- Référence externe : https://www.ory.sh/docs/security-model
Ory Identities implements special browser APIs which use additional security measures such as anti-CSRF cookies
uncommon approach that might require a shift in thinking
don’t have to worry about refreshing tokens or deciding whether to store them in localStorage or document.cookies
devote all your focus and time to developing great software for your users, while Ory takes care of the security by giving you the best-in-class protection from all common browser attack vectors, such as Cross-site scripting (XSS) or Cross-site request forgery (CSRF).
To manage HTTP cookies, Ory APIs must be exposed on the same domain as your application.
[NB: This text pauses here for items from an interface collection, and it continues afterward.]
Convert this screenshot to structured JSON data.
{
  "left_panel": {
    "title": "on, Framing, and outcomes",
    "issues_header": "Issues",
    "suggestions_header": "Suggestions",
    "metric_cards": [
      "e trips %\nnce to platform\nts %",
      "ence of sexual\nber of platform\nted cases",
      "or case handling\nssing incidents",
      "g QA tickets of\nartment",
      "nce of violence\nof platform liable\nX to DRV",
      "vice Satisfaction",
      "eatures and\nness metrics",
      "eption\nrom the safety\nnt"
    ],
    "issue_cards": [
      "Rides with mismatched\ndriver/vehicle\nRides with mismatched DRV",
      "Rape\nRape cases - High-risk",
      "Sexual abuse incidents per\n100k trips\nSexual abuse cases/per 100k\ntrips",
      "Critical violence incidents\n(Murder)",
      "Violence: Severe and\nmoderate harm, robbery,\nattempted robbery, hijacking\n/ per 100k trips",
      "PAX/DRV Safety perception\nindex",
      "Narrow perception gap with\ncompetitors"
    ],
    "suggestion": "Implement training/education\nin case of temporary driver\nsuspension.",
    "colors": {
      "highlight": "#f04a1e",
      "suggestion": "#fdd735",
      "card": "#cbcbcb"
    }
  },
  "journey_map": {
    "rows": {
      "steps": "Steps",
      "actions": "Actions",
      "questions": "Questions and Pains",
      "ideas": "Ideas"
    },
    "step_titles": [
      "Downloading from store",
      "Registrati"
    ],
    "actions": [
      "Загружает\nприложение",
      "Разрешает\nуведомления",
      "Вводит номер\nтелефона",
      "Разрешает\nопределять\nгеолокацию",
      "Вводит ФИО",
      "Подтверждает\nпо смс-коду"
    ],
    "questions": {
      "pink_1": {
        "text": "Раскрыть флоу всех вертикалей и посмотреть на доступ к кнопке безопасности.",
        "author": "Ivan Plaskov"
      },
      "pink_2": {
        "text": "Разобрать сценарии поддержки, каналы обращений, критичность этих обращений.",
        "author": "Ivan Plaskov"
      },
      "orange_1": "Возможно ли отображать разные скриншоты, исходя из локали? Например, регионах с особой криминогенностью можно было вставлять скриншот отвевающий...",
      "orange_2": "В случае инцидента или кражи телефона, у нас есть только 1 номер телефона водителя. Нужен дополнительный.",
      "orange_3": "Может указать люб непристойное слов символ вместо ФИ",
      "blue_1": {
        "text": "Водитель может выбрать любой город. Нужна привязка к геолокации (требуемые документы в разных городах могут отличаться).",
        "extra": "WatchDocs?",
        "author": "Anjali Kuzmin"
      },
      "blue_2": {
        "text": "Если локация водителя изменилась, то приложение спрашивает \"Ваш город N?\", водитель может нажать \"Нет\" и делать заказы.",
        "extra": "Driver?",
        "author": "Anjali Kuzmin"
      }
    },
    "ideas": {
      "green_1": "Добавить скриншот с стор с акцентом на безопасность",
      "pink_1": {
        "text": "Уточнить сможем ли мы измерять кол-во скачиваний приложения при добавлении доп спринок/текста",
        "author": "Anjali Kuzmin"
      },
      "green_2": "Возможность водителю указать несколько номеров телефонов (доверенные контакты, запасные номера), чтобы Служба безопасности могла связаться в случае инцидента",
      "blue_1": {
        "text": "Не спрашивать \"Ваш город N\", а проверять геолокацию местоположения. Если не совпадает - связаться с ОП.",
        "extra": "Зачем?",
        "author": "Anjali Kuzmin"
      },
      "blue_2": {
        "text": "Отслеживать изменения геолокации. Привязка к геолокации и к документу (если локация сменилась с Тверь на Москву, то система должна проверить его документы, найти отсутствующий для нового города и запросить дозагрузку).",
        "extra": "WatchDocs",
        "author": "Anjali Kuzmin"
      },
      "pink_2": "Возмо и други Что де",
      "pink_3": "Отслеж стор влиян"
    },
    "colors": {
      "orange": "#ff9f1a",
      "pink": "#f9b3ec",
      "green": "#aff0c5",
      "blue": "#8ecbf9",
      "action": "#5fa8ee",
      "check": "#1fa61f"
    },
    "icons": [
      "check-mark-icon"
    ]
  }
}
If you don’t fulfill this requirement, HTTP Cookies are ignored by the browser, which prevents the Ory Identities from functioning properly.
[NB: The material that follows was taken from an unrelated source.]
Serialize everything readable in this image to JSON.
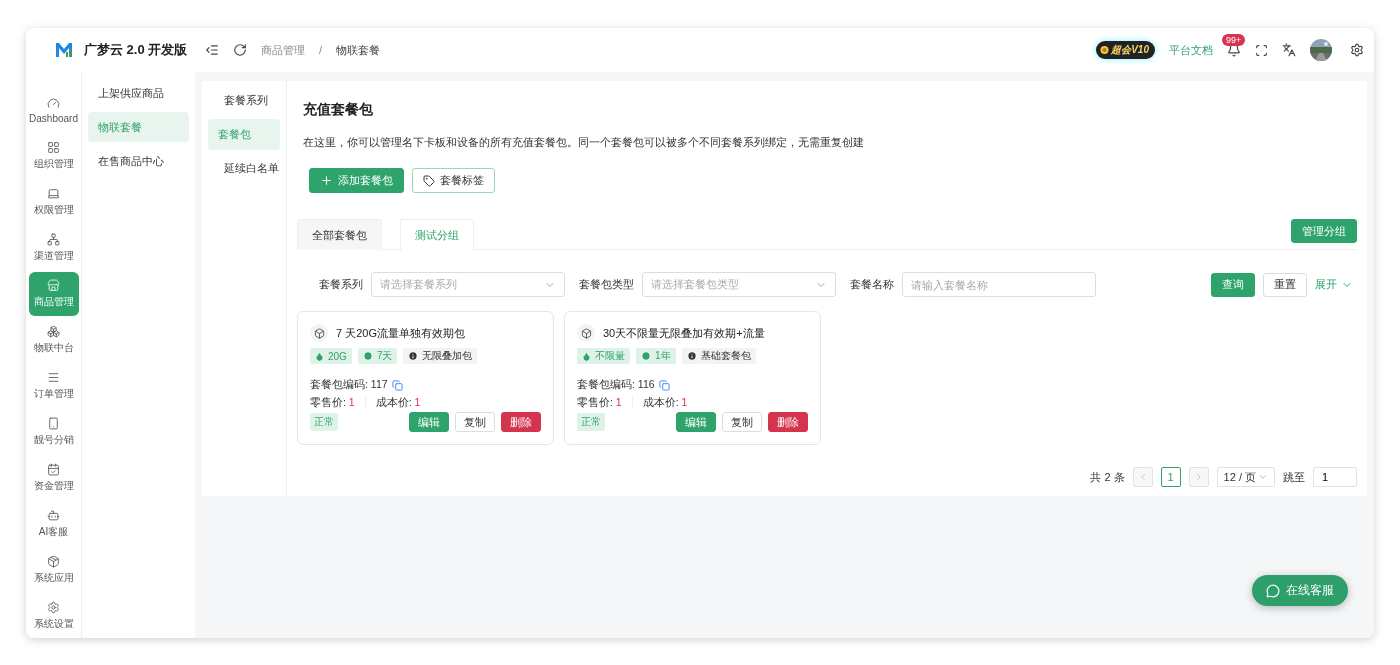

HTTP cookies are a central part of the unique security model in Ory.
HTTP cookies to store session states and protect against attack vectors such as CSRF
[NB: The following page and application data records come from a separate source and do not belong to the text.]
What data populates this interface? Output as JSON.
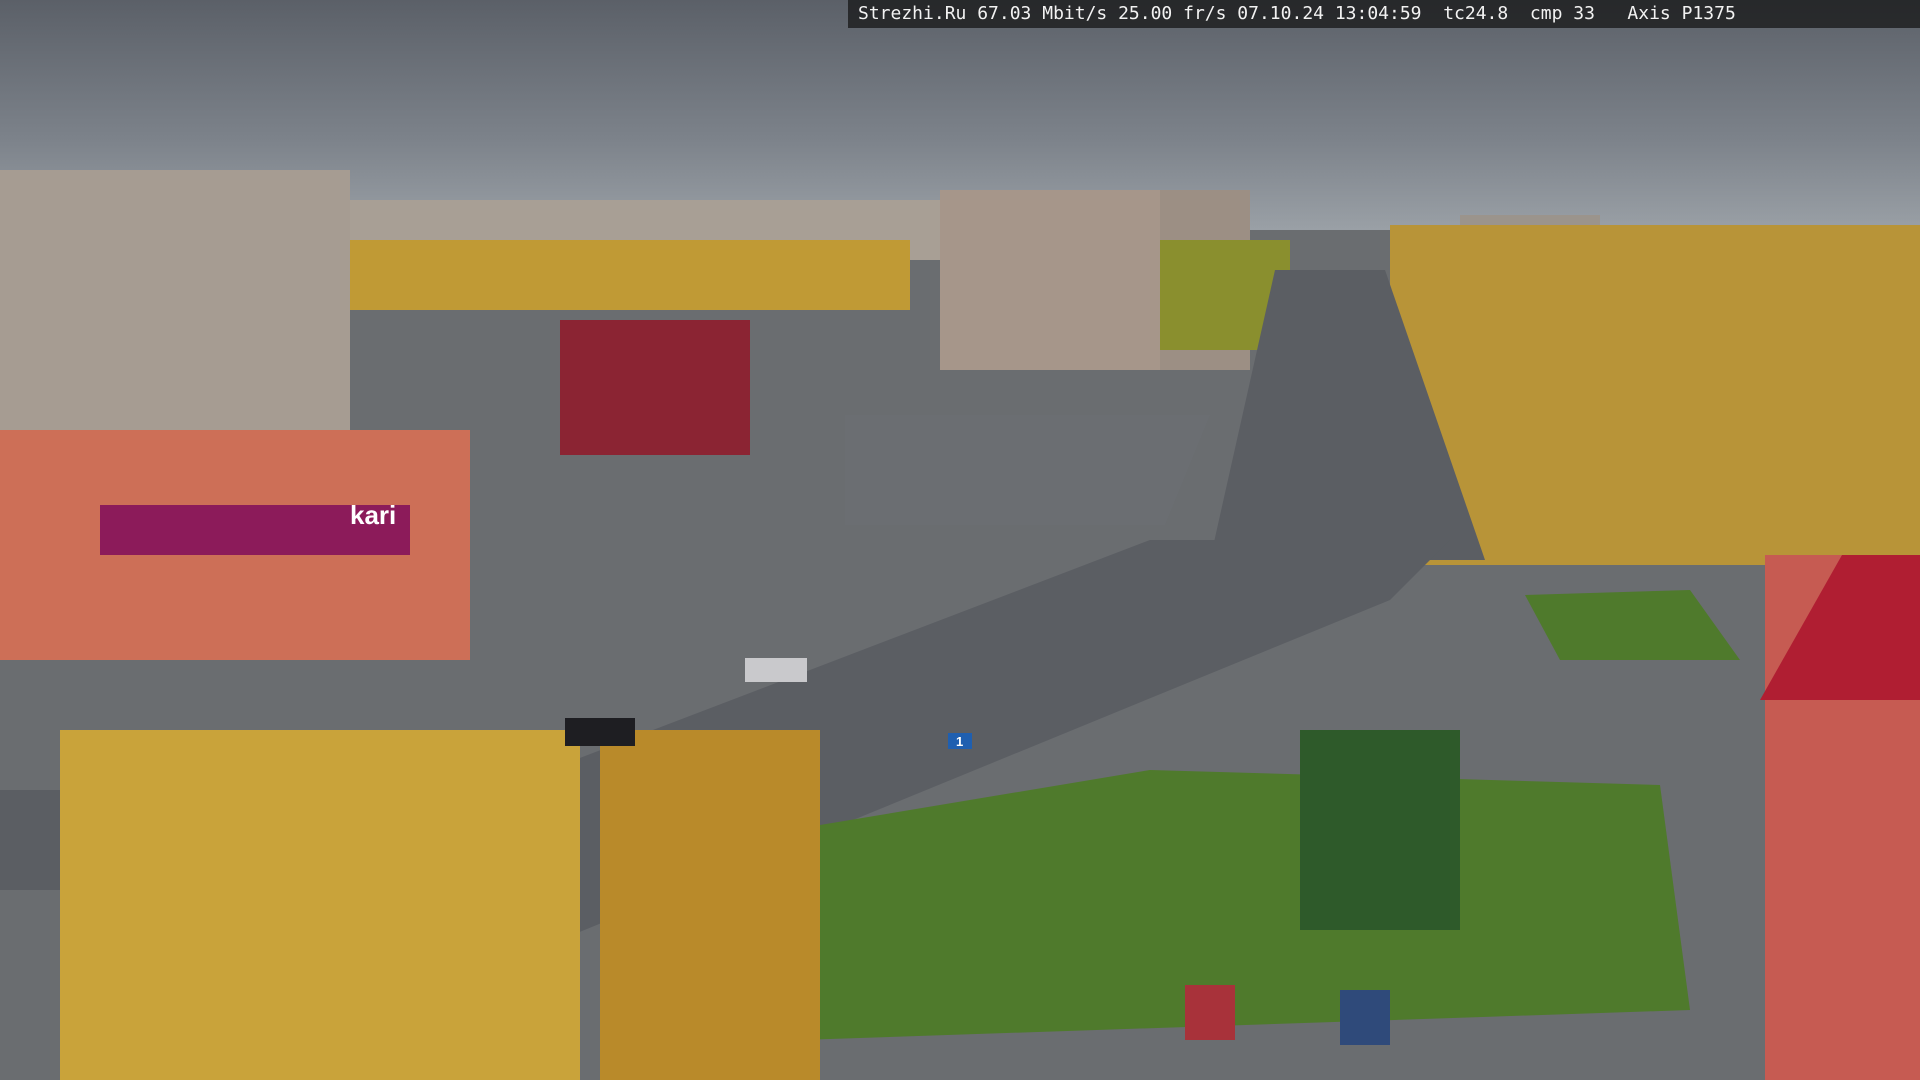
{
  "overlay": {
    "text": "Strezhi.Ru 67.03 Mbit/s 25.00 fr/s 07.10.24 13:04:59  tc24.8  cmp 33   Axis P1375"
  },
  "signs": {
    "store_brand": "kari",
    "route_sign": "1"
  },
  "colors": {
    "sky": "#8a9098",
    "road": "#5b5e63",
    "grass": "#4f7a2c",
    "foliage_yellow": "#c9a33a",
    "store_accent": "#8c1b5a",
    "roof_red": "#b01e32"
  }
}
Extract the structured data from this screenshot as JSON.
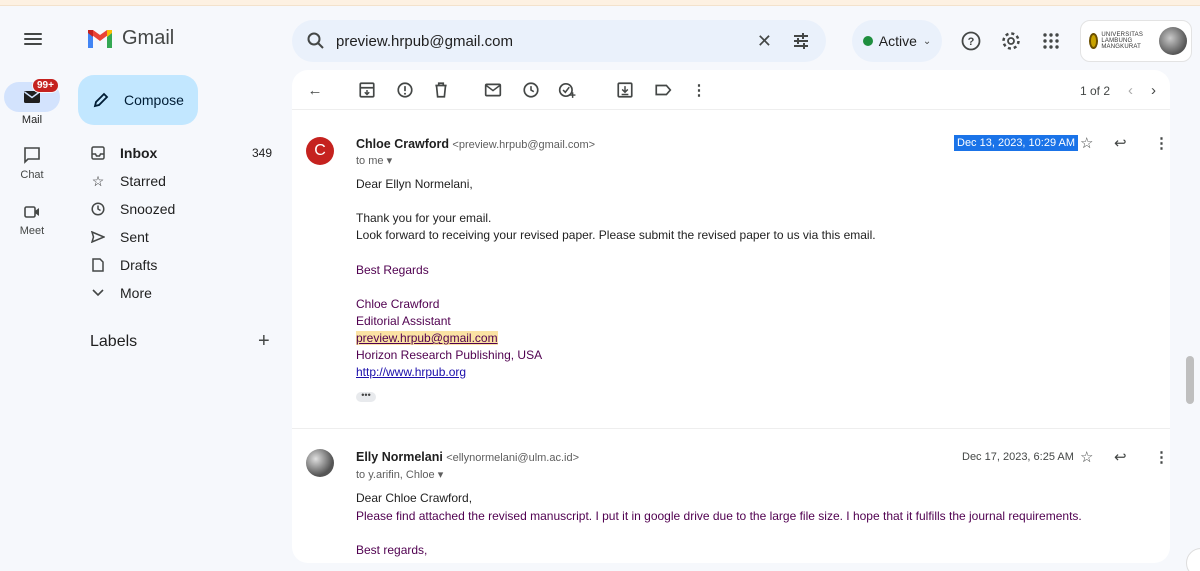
{
  "app": {
    "name": "Gmail"
  },
  "search": {
    "query": "preview.hrpub@gmail.com",
    "clear": "✕"
  },
  "status": {
    "label": "Active"
  },
  "rail": {
    "mail": {
      "label": "Mail",
      "badge": "99+"
    },
    "chat": {
      "label": "Chat"
    },
    "meet": {
      "label": "Meet"
    }
  },
  "sidebar": {
    "compose": "Compose",
    "items": [
      {
        "label": "Inbox",
        "count": "349",
        "icon": "inbox-icon"
      },
      {
        "label": "Starred",
        "icon": "star-icon"
      },
      {
        "label": "Snoozed",
        "icon": "clock-icon"
      },
      {
        "label": "Sent",
        "icon": "send-icon"
      },
      {
        "label": "Drafts",
        "icon": "draft-icon"
      },
      {
        "label": "More",
        "icon": "chevron-down-icon"
      }
    ],
    "labels_title": "Labels"
  },
  "account": {
    "org_text": "UNIVERSITAS LAMBUNG MANGKURAT"
  },
  "pager": {
    "text": "1 of 2"
  },
  "messages": [
    {
      "sender": "Chloe Crawford",
      "email": "<preview.hrpub@gmail.com>",
      "to": "to me",
      "date": "Dec 13, 2023, 10:29 AM",
      "avatar_letter": "C",
      "lines": [
        "Dear Ellyn Normelani,",
        "Thank you for your email.",
        "Look forward to receiving your revised paper. Please submit the revised paper to us via this email.",
        "Best Regards",
        "Chloe Crawford",
        "Editorial Assistant",
        "preview.hrpub@gmail.com",
        "Horizon Research Publishing, USA",
        "http://www.hrpub.org"
      ],
      "ellipsis": "•••"
    },
    {
      "sender": "Elly Normelani",
      "email": "<ellynormelani@ulm.ac.id>",
      "to": "to y.arifin, Chloe",
      "date": "Dec 17, 2023, 6:25 AM",
      "lines": [
        "Dear Chloe Crawford,",
        "Please find attached the revised manuscript. I put it in google drive due to the large file size. I hope that it fulfills the journal requirements.",
        "Best regards,"
      ]
    }
  ],
  "colors": {
    "accent": "#c2e7ff",
    "badge": "#c5221f",
    "selection": "#1a73e8",
    "purple_text": "#500050"
  }
}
Ory issues HTTP cookies with the following flags for the highest level of security:
- secure: The cookie is only sent over HTTPS connection to protect against man-in-the-middle attacks.
- sameSite=Strict: The cookie can only be requested from the same origin to protect against CSRF attacks.
kratos: the authentication layer
hydra: the OIDC layer
Référence externe : https://www.ory.sh/docs/hydra/concepts/openid-connect-oidc
Référence externe : https://www.ory.sh/docs/hydra/concepts/oauth2
Référence externe : https://www.ory.sh/docs/hydra/concepts/before-oauth2 Do you need OAuth2? | Ory
Actually, OAuth2 and OpenID Connect don’t even specify how your users sign in
they only establish that you need a method for users to sign in.
Access and refresh tokens allow developers you don’t know to do things in your application in the name of your users over a prolonged period of time
ever wondered why, when signing into Google/Facebook/Twitter/…
- you don’t see a screen asking you to grant permission (“Do you want to allow … to access your …?”)?
- their mobile app doesn’t open a browser window or use an embedded WebView?
- our browser doesn’t perform tons of redirects?
The answer is quite simple - they don’t use OAuth2 or OpenID Connect for login and session management in first-party scenarios
Without OAuth 2.0, a resource owner who wants to share resources in their account with a third party would have to share their credentials with that third party.
With OAuth, clients can request access to resources on a server, and the owner of these resources can grant the requested access together with dedicated credentials.
OpenID Connect is a protocol built on top of OAuth 2.0 for just authentication (instead of authorizing access to resources).
Audience of an Access Token refers to the Resource Servers that this token is intended for.
primary use case for OpenID Connect is to solve “Login with <Google|Facebook|Hydra>” flows.
ID Token’s purpose is to authenticate the End-User at the OAuth2 Client Application
it’s just a “certificate”.
webhooks to add custom claims to tokens
Référence externe : https://www.ory.sh/docs/hydra/guides/claims-at-refresh
allows updating id_token and access_token when a registered client sends a token request. The flow is realized by calling the defined token hook endpoint which returns updated data.
keto: the permission layer
It claims to implement zanzibar.